WHAT IS EXPECTED: Only lines with the word "user" belong in the answer; copy them from the records below.

[Items from a dataset]
------------------------------------------------------------------------

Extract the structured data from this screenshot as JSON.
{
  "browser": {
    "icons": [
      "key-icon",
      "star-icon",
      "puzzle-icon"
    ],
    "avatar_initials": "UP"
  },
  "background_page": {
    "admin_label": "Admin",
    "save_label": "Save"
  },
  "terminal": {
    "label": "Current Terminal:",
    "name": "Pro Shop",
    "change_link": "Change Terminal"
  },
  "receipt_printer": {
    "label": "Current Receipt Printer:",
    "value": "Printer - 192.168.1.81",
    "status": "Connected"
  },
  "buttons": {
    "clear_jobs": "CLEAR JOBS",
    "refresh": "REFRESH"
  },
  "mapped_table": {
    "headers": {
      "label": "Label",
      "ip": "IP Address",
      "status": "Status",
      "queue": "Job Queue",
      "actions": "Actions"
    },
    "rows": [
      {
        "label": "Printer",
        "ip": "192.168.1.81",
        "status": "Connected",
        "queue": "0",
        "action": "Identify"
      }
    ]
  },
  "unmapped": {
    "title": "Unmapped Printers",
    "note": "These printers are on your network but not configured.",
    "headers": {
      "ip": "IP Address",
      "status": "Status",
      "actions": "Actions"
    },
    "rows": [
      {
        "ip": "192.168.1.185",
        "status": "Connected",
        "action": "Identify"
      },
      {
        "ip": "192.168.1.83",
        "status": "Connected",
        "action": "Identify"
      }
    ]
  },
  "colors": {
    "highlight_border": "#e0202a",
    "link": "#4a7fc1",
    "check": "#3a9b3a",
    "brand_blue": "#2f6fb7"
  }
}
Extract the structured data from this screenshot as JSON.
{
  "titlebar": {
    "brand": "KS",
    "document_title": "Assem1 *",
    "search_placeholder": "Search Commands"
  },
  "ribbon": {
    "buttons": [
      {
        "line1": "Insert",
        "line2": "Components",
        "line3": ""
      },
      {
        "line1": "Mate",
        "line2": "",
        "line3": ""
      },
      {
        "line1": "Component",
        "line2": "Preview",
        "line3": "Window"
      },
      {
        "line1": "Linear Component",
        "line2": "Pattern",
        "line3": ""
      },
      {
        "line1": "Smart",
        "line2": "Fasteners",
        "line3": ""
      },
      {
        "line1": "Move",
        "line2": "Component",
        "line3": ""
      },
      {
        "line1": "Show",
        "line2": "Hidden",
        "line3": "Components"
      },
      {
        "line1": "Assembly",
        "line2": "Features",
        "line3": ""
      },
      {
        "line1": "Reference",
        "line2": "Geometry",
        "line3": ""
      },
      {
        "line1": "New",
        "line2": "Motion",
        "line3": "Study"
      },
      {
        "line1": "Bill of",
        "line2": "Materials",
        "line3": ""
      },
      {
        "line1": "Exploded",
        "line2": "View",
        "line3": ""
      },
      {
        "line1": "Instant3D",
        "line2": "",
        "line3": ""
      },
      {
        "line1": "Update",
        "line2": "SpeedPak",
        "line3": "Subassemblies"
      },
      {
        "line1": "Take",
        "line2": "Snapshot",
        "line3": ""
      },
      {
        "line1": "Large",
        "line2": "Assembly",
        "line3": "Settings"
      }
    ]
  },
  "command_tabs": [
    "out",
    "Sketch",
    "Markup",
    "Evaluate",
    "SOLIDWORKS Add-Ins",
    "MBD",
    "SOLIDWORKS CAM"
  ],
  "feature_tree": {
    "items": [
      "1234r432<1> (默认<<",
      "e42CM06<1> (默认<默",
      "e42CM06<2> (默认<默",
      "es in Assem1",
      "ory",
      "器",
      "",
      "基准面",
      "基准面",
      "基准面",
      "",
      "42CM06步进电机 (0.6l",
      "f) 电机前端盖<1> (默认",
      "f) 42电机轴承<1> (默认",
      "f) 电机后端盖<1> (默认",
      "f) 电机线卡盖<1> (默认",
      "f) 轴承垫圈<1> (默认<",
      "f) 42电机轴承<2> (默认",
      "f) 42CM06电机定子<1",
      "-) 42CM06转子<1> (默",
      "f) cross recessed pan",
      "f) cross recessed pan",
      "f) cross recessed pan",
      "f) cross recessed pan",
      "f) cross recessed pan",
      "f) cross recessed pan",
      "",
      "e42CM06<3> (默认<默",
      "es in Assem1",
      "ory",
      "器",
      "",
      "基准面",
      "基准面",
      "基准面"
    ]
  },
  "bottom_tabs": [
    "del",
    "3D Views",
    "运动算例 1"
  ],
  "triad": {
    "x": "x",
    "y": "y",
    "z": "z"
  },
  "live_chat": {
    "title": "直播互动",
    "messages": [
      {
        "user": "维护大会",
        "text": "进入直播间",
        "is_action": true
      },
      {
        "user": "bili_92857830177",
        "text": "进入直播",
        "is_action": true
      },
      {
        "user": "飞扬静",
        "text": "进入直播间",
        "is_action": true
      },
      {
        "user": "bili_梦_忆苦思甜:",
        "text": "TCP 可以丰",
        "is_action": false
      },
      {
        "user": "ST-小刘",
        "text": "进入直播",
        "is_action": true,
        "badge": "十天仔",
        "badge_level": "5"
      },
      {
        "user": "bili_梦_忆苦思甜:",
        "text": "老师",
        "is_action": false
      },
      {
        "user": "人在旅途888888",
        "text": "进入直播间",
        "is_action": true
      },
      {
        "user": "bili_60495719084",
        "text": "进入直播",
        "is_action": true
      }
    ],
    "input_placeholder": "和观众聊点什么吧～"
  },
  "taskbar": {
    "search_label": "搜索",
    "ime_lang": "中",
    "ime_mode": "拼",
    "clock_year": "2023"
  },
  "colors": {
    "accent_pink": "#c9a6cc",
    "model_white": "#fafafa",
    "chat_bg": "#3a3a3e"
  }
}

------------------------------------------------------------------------

OUTPUT BELOW:
        "user": "维护大会",
        "user": "bili_92857830177",
        "user": "飞扬静",
        "user": "bili_梦_忆苦思甜:",
        "user": "ST-小刘",
        "user": "bili_梦_忆苦思甜:",
        "user": "人在旅途888888",
        "user": "bili_60495719084",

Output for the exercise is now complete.